▶ **Work to be completed**
Return each line of the data below that contains the string "text".

▶ **Information**

▬▬▬

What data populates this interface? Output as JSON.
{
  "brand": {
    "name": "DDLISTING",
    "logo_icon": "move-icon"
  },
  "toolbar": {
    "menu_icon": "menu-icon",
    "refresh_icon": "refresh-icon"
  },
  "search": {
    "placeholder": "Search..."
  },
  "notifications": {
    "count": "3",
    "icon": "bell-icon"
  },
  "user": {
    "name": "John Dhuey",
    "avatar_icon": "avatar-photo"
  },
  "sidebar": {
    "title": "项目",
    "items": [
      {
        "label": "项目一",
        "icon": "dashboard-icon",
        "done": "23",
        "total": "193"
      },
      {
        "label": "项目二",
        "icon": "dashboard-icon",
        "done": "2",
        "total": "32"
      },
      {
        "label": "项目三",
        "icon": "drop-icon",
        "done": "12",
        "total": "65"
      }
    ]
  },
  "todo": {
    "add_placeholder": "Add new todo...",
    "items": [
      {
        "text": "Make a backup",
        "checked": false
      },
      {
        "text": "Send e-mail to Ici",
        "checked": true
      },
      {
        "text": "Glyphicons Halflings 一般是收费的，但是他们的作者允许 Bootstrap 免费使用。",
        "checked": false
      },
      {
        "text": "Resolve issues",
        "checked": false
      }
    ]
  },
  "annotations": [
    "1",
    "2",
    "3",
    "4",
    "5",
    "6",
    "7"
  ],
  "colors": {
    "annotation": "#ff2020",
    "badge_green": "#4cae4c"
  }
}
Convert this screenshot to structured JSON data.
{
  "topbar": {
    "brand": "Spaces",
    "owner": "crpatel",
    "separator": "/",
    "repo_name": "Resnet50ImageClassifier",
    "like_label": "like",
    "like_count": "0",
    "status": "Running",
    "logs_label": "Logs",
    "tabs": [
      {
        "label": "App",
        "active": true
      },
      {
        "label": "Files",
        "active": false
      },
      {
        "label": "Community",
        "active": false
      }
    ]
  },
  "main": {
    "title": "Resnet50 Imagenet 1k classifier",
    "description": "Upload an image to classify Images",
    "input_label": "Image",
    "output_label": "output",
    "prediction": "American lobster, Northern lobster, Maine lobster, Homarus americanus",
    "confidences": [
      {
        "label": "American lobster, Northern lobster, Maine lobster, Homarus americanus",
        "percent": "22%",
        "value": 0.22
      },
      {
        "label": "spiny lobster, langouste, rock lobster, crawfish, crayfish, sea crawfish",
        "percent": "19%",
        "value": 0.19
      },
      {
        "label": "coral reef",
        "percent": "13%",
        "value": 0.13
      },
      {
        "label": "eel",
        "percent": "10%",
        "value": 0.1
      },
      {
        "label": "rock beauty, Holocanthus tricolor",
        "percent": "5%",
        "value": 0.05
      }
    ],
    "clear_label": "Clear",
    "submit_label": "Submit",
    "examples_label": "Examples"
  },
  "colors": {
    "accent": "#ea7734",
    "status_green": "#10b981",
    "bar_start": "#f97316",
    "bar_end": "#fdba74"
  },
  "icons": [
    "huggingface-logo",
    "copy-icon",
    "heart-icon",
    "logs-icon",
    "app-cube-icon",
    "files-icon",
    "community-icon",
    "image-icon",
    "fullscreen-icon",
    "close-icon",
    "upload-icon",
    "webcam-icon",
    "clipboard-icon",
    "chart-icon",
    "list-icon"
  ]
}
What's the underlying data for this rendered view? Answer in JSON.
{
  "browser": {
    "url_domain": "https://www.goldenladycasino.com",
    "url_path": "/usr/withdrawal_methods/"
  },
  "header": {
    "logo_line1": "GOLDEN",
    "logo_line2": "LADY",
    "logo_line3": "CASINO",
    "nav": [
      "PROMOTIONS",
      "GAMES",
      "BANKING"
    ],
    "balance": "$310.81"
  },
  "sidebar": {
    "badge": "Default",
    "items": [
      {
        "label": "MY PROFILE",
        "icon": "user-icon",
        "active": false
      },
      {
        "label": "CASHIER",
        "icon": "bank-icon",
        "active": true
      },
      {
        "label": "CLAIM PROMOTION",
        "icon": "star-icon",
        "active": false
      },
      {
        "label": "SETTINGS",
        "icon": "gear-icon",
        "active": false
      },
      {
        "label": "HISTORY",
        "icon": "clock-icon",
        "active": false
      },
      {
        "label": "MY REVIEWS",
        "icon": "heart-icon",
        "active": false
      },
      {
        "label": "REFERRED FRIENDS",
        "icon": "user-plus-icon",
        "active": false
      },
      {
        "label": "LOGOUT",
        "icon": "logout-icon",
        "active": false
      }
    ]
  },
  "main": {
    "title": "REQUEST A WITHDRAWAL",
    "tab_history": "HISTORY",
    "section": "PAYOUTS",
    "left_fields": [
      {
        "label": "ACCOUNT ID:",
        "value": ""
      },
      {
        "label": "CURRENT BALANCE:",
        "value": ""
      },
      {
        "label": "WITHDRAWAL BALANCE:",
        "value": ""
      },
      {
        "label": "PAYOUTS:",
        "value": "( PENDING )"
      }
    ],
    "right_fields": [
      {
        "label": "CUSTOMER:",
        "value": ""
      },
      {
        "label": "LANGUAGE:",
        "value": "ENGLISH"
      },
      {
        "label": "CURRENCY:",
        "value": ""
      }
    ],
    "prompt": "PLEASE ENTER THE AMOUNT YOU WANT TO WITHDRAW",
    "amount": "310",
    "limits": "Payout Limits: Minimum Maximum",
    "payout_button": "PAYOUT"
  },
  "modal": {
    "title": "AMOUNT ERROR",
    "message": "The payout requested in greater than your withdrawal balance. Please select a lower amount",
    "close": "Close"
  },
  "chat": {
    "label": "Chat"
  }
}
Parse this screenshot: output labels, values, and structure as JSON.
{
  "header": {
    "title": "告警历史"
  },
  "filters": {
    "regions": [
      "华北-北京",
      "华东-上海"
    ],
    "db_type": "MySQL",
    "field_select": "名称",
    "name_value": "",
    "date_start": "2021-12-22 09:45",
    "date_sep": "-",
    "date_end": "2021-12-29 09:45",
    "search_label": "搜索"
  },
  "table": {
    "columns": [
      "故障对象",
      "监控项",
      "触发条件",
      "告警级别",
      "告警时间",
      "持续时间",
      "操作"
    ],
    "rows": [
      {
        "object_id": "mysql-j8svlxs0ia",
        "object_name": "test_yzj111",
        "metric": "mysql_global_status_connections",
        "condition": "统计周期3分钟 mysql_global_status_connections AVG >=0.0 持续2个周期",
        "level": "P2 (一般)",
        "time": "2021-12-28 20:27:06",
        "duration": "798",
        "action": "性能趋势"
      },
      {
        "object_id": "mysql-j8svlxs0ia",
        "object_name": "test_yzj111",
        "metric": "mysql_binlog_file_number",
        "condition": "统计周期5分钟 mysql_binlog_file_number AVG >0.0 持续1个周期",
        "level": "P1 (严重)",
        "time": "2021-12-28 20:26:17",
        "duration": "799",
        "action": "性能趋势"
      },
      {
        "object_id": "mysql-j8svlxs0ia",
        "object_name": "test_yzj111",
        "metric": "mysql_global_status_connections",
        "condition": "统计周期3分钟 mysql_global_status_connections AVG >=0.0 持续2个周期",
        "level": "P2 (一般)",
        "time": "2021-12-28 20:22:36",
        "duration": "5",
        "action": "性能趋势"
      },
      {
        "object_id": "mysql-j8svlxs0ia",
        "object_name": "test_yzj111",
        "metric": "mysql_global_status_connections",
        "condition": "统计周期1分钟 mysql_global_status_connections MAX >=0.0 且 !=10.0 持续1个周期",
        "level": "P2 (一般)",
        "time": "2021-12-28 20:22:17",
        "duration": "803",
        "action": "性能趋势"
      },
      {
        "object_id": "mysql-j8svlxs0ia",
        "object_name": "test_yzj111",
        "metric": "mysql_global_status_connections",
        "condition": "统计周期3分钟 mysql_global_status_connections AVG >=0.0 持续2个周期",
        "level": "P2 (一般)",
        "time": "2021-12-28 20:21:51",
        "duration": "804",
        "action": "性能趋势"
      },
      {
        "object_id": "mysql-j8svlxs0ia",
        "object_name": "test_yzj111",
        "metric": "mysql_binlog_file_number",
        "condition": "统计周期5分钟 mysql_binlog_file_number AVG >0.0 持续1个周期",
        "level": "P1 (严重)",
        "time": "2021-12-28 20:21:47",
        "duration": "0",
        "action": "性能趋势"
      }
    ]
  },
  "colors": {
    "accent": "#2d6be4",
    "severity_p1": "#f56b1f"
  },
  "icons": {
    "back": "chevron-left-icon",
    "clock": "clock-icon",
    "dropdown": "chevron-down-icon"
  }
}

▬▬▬

▶ **Solution for this task**
        "text": "Make a backup",
        "text": "Send e-mail to Ici",
        "text": "Glyphicons Halflings 一般是收费的，但是他们的作者允许 Bootstrap 免费使用。",
        "text": "Resolve issues",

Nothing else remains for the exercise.